▶ [EXERCISE REQUIREMENTS]:
Nothing but the lines from the one with "Decode this image" through the final line of the entries should appear in the answer, copied exactly and without pictures.

Website and app data records
== Segment start ==

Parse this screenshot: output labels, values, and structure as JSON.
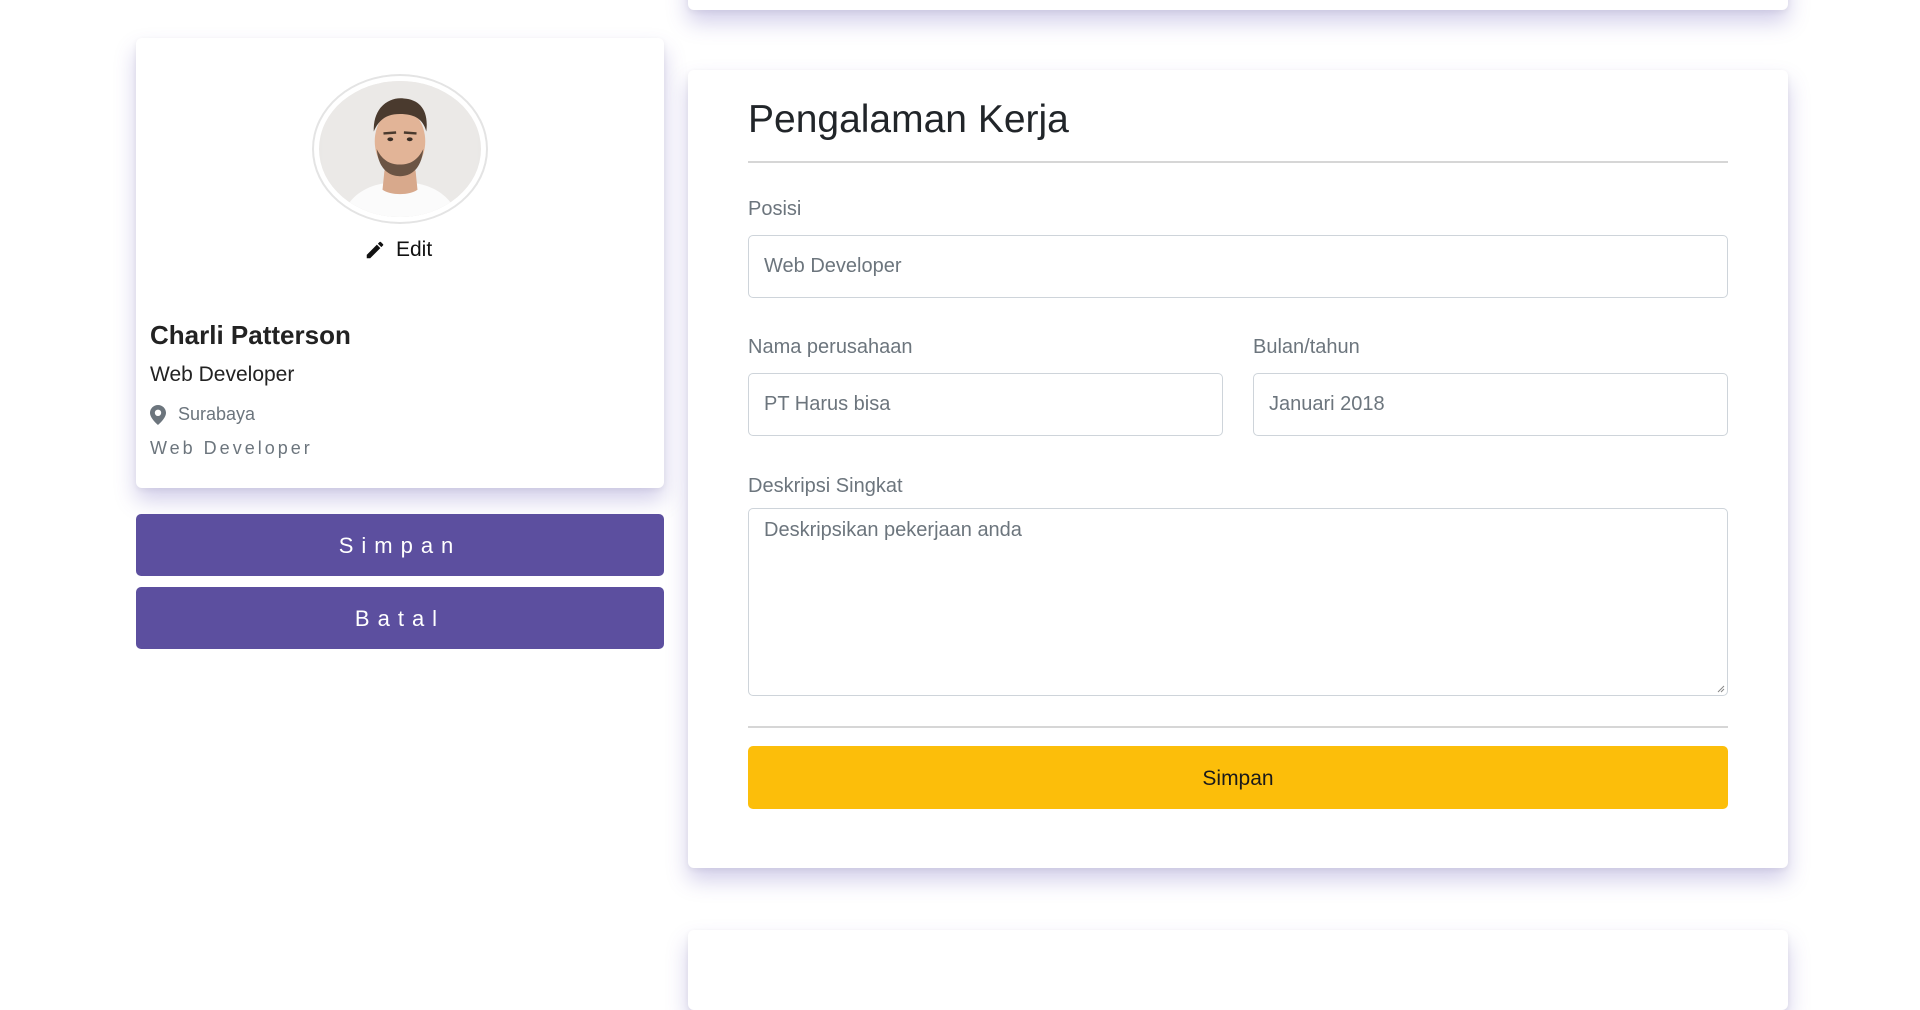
{
  "profile": {
    "edit_label": "Edit",
    "name": "Charli Patterson",
    "role": "Web Developer",
    "location": "Surabaya",
    "tagline": "Web Developer"
  },
  "actions": {
    "save_label": "Simpan",
    "cancel_label": "Batal"
  },
  "experience_form": {
    "title": "Pengalaman Kerja",
    "position": {
      "label": "Posisi",
      "value": "Web Developer"
    },
    "company": {
      "label": "Nama perusahaan",
      "value": "PT Harus bisa"
    },
    "date": {
      "label": "Bulan/tahun",
      "value": "Januari 2018"
    },
    "description": {
      "label": "Deskripsi Singkat",
      "placeholder": "Deskripsikan pekerjaan anda"
    },
    "submit_label": "Simpan"
  },
  "colors": {
    "primary_purple": "#5c4f9f",
    "accent_yellow": "#fcbe0a",
    "muted_text": "#6c757d"
  },
  "icons": {
    "edit": "pencil-icon",
    "location": "map-marker-icon"
  }
}
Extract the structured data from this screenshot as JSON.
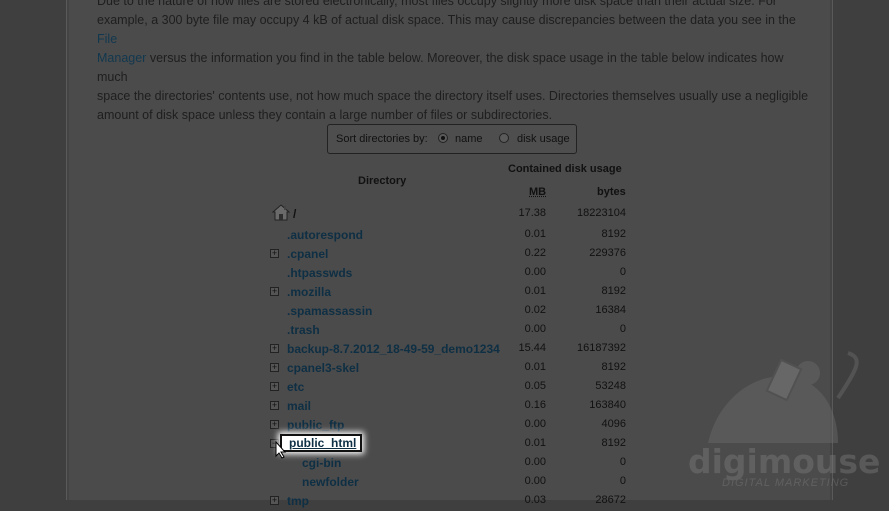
{
  "intro": {
    "line1": "Due to the nature of how files are stored electronically, most files occupy slightly more disk space than their actual size. For",
    "line2": "example, a 300 byte file may occupy 4 kB of actual disk space. This may cause discrepancies between the data you see in the",
    "link_file": "File",
    "link_manager": "Manager",
    "line3": "versus the information you find in the table below. Moreover, the disk space usage in the table below indicates how much",
    "line4": "space the directories' contents use, not how much space the directory itself uses. Directories themselves usually use a negligible",
    "line5": "amount of disk space unless they contain a large number of files or subdirectories."
  },
  "sort": {
    "label": "Sort directories by:",
    "option_name": "name",
    "option_disk": "disk usage",
    "selected": "name"
  },
  "table": {
    "col_directory": "Directory",
    "col_contained": "Contained disk usage",
    "col_mb": "MB",
    "col_bytes": "bytes",
    "root": {
      "mb": "17.38",
      "bytes": "18223104"
    },
    "rows": [
      {
        "name": ".autorespond",
        "mb": "0.01",
        "bytes": "8192",
        "expandable": false
      },
      {
        "name": ".cpanel",
        "mb": "0.22",
        "bytes": "229376",
        "expandable": true
      },
      {
        "name": ".htpasswds",
        "mb": "0.00",
        "bytes": "0",
        "expandable": false
      },
      {
        "name": ".mozilla",
        "mb": "0.01",
        "bytes": "8192",
        "expandable": true
      },
      {
        "name": ".spamassassin",
        "mb": "0.02",
        "bytes": "16384",
        "expandable": false
      },
      {
        "name": ".trash",
        "mb": "0.00",
        "bytes": "0",
        "expandable": false
      },
      {
        "name": "backup-8.7.2012_18-49-59_demo1234",
        "mb": "15.44",
        "bytes": "16187392",
        "expandable": true
      },
      {
        "name": "cpanel3-skel",
        "mb": "0.01",
        "bytes": "8192",
        "expandable": true
      },
      {
        "name": "etc",
        "mb": "0.05",
        "bytes": "53248",
        "expandable": true
      },
      {
        "name": "mail",
        "mb": "0.16",
        "bytes": "163840",
        "expandable": true
      },
      {
        "name": "public_ftp",
        "mb": "0.00",
        "bytes": "4096",
        "expandable": true
      },
      {
        "name": "public_html",
        "mb": "0.01",
        "bytes": "8192",
        "expandable": true
      },
      {
        "name": "cgi-bin",
        "mb": "0.00",
        "bytes": "0",
        "expandable": false
      },
      {
        "name": "newfolder",
        "mb": "0.00",
        "bytes": "0",
        "expandable": false
      },
      {
        "name": "tmp",
        "mb": "0.03",
        "bytes": "28672",
        "expandable": true
      }
    ]
  },
  "logo": {
    "text": "digimouse",
    "subtext": "DIGITAL MARKETING"
  },
  "icons": {
    "root": "home-folder-icon",
    "expand": "plus-box-icon",
    "cursor": "pointer-cursor-icon"
  }
}
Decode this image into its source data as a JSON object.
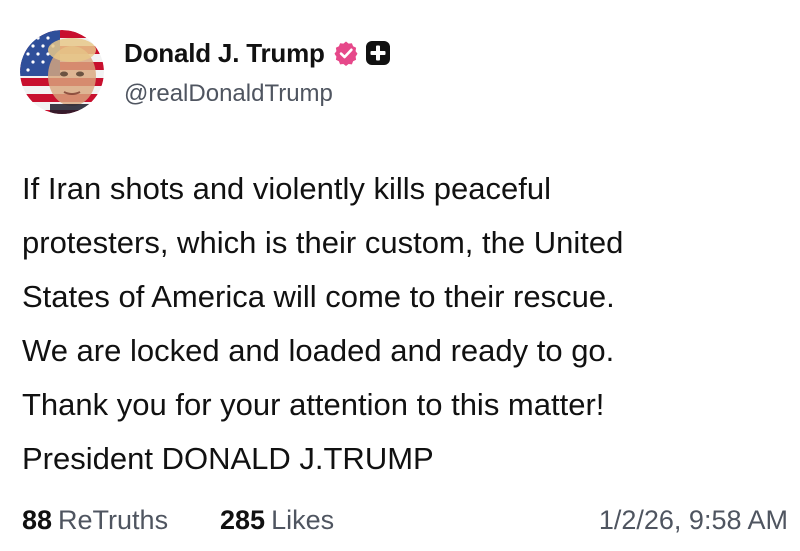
{
  "author": {
    "display_name": "Donald J. Trump",
    "handle": "@realDonaldTrump",
    "verified_badge_color": "#e6488a",
    "avatar": "avatar-photo"
  },
  "post": {
    "lines": [
      "If Iran shots and violently kills peaceful",
      "protesters, which is their custom, the United",
      "States of America will come to their rescue.",
      "We are locked and loaded and ready to go.",
      "Thank you for your attention to this matter!",
      "President DONALD J.TRUMP"
    ]
  },
  "stats": {
    "retruths_count": "88",
    "retruths_label": "ReTruths",
    "likes_count": "285",
    "likes_label": "Likes"
  },
  "timestamp": "1/2/26, 9:58 AM",
  "icons": {
    "verified": "verified-badge-icon",
    "plus": "plus-badge-icon"
  }
}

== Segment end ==

▶ [EXERCISE OUTPUT]:
Decode this image into its source data as a JSON object.
{
  "author": {
    "display_name": "Donald J. Trump",
    "handle": "@realDonaldTrump",
    "verified_badge_color": "#e6488a",
    "avatar": "avatar-photo"
  },
  "post": {
    "lines": [
      "If Iran shots and violently kills peaceful",
      "protesters, which is their custom, the United",
      "States of America will come to their rescue.",
      "We are locked and loaded and ready to go.",
      "Thank you for your attention to this matter!",
      "President DONALD J.TRUMP"
    ]
  },
  "stats": {
    "retruths_count": "88",
    "retruths_label": "ReTruths",
    "likes_count": "285",
    "likes_label": "Likes"
  },
  "timestamp": "1/2/26, 9:58 AM",
  "icons": {
    "verified": "verified-badge-icon",
    "plus": "plus-badge-icon"
  }
}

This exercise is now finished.